GOAL OF THE EXERCISE :: A verbatim repeat of the records beneath this line is needed.

Dataset rows describing interfaces:
***
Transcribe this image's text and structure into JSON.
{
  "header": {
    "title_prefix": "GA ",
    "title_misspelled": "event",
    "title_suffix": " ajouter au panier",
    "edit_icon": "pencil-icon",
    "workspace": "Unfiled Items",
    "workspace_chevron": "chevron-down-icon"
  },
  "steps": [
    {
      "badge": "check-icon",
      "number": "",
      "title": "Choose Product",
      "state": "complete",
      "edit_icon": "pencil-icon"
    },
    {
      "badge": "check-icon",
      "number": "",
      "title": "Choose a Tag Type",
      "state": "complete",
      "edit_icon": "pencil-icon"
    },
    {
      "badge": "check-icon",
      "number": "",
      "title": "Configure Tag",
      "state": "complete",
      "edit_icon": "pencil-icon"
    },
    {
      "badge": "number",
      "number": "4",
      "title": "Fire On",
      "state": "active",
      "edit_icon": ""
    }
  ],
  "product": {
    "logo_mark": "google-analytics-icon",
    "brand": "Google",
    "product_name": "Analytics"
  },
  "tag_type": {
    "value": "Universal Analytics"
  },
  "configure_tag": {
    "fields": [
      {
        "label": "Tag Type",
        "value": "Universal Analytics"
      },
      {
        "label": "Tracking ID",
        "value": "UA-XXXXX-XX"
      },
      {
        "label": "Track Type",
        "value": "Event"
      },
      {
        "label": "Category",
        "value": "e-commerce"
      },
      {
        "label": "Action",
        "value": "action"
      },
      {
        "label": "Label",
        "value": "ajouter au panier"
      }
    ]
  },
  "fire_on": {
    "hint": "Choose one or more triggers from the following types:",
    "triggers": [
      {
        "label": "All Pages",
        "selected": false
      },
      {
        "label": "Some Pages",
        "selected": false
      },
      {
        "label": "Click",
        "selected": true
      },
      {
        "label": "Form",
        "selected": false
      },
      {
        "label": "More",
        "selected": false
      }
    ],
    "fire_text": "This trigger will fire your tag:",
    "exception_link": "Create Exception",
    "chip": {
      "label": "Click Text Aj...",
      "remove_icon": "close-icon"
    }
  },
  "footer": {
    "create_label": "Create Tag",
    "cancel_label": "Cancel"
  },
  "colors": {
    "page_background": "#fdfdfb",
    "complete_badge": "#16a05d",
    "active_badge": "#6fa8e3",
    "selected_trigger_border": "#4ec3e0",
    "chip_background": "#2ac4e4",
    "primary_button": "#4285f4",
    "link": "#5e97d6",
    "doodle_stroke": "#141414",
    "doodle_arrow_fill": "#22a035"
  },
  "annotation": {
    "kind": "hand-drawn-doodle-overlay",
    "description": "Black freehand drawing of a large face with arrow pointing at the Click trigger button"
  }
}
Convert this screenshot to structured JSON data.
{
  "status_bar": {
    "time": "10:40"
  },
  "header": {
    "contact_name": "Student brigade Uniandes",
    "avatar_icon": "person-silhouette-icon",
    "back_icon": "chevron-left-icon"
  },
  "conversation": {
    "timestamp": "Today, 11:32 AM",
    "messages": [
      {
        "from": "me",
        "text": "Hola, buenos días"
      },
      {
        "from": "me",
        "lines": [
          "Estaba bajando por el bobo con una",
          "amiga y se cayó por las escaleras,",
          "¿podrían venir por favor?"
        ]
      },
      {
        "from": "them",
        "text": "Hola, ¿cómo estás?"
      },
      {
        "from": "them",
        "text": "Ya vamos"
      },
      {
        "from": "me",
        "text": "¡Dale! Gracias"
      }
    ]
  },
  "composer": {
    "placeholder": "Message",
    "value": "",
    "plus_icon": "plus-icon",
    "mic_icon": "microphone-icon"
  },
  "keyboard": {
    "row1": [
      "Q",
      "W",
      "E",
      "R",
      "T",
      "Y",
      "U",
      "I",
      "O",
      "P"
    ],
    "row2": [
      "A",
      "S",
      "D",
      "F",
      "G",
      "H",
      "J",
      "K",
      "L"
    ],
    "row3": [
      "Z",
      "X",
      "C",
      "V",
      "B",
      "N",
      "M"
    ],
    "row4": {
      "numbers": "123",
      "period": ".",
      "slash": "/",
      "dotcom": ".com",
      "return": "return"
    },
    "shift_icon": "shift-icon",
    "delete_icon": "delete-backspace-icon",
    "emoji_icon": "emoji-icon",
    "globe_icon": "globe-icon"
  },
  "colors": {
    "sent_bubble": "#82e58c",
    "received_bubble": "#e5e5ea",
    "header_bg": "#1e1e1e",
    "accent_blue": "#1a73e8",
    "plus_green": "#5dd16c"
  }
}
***
SOLUTION FOR THIS EXERCISE ::
Transcribe this image's text and structure into JSON.
{
  "header": {
    "title_prefix": "GA ",
    "title_misspelled": "event",
    "title_suffix": " ajouter au panier",
    "edit_icon": "pencil-icon",
    "workspace": "Unfiled Items",
    "workspace_chevron": "chevron-down-icon"
  },
  "steps": [
    {
      "badge": "check-icon",
      "number": "",
      "title": "Choose Product",
      "state": "complete",
      "edit_icon": "pencil-icon"
    },
    {
      "badge": "check-icon",
      "number": "",
      "title": "Choose a Tag Type",
      "state": "complete",
      "edit_icon": "pencil-icon"
    },
    {
      "badge": "check-icon",
      "number": "",
      "title": "Configure Tag",
      "state": "complete",
      "edit_icon": "pencil-icon"
    },
    {
      "badge": "number",
      "number": "4",
      "title": "Fire On",
      "state": "active",
      "edit_icon": ""
    }
  ],
  "product": {
    "logo_mark": "google-analytics-icon",
    "brand": "Google",
    "product_name": "Analytics"
  },
  "tag_type": {
    "value": "Universal Analytics"
  },
  "configure_tag": {
    "fields": [
      {
        "label": "Tag Type",
        "value": "Universal Analytics"
      },
      {
        "label": "Tracking ID",
        "value": "UA-XXXXX-XX"
      },
      {
        "label": "Track Type",
        "value": "Event"
      },
      {
        "label": "Category",
        "value": "e-commerce"
      },
      {
        "label": "Action",
        "value": "action"
      },
      {
        "label": "Label",
        "value": "ajouter au panier"
      }
    ]
  },
  "fire_on": {
    "hint": "Choose one or more triggers from the following types:",
    "triggers": [
      {
        "label": "All Pages",
        "selected": false
      },
      {
        "label": "Some Pages",
        "selected": false
      },
      {
        "label": "Click",
        "selected": true
      },
      {
        "label": "Form",
        "selected": false
      },
      {
        "label": "More",
        "selected": false
      }
    ],
    "fire_text": "This trigger will fire your tag:",
    "exception_link": "Create Exception",
    "chip": {
      "label": "Click Text Aj...",
      "remove_icon": "close-icon"
    }
  },
  "footer": {
    "create_label": "Create Tag",
    "cancel_label": "Cancel"
  },
  "colors": {
    "page_background": "#fdfdfb",
    "complete_badge": "#16a05d",
    "active_badge": "#6fa8e3",
    "selected_trigger_border": "#4ec3e0",
    "chip_background": "#2ac4e4",
    "primary_button": "#4285f4",
    "link": "#5e97d6",
    "doodle_stroke": "#141414",
    "doodle_arrow_fill": "#22a035"
  },
  "annotation": {
    "kind": "hand-drawn-doodle-overlay",
    "description": "Black freehand drawing of a large face with arrow pointing at the Click trigger button"
  }
}
Convert this screenshot to structured JSON data.
{
  "status_bar": {
    "time": "10:40"
  },
  "header": {
    "contact_name": "Student brigade Uniandes",
    "avatar_icon": "person-silhouette-icon",
    "back_icon": "chevron-left-icon"
  },
  "conversation": {
    "timestamp": "Today, 11:32 AM",
    "messages": [
      {
        "from": "me",
        "text": "Hola, buenos días"
      },
      {
        "from": "me",
        "lines": [
          "Estaba bajando por el bobo con una",
          "amiga y se cayó por las escaleras,",
          "¿podrían venir por favor?"
        ]
      },
      {
        "from": "them",
        "text": "Hola, ¿cómo estás?"
      },
      {
        "from": "them",
        "text": "Ya vamos"
      },
      {
        "from": "me",
        "text": "¡Dale! Gracias"
      }
    ]
  },
  "composer": {
    "placeholder": "Message",
    "value": "",
    "plus_icon": "plus-icon",
    "mic_icon": "microphone-icon"
  },
  "keyboard": {
    "row1": [
      "Q",
      "W",
      "E",
      "R",
      "T",
      "Y",
      "U",
      "I",
      "O",
      "P"
    ],
    "row2": [
      "A",
      "S",
      "D",
      "F",
      "G",
      "H",
      "J",
      "K",
      "L"
    ],
    "row3": [
      "Z",
      "X",
      "C",
      "V",
      "B",
      "N",
      "M"
    ],
    "row4": {
      "numbers": "123",
      "period": ".",
      "slash": "/",
      "dotcom": ".com",
      "return": "return"
    },
    "shift_icon": "shift-icon",
    "delete_icon": "delete-backspace-icon",
    "emoji_icon": "emoji-icon",
    "globe_icon": "globe-icon"
  },
  "colors": {
    "sent_bubble": "#82e58c",
    "received_bubble": "#e5e5ea",
    "header_bg": "#1e1e1e",
    "accent_blue": "#1a73e8",
    "plus_green": "#5dd16c"
  }
}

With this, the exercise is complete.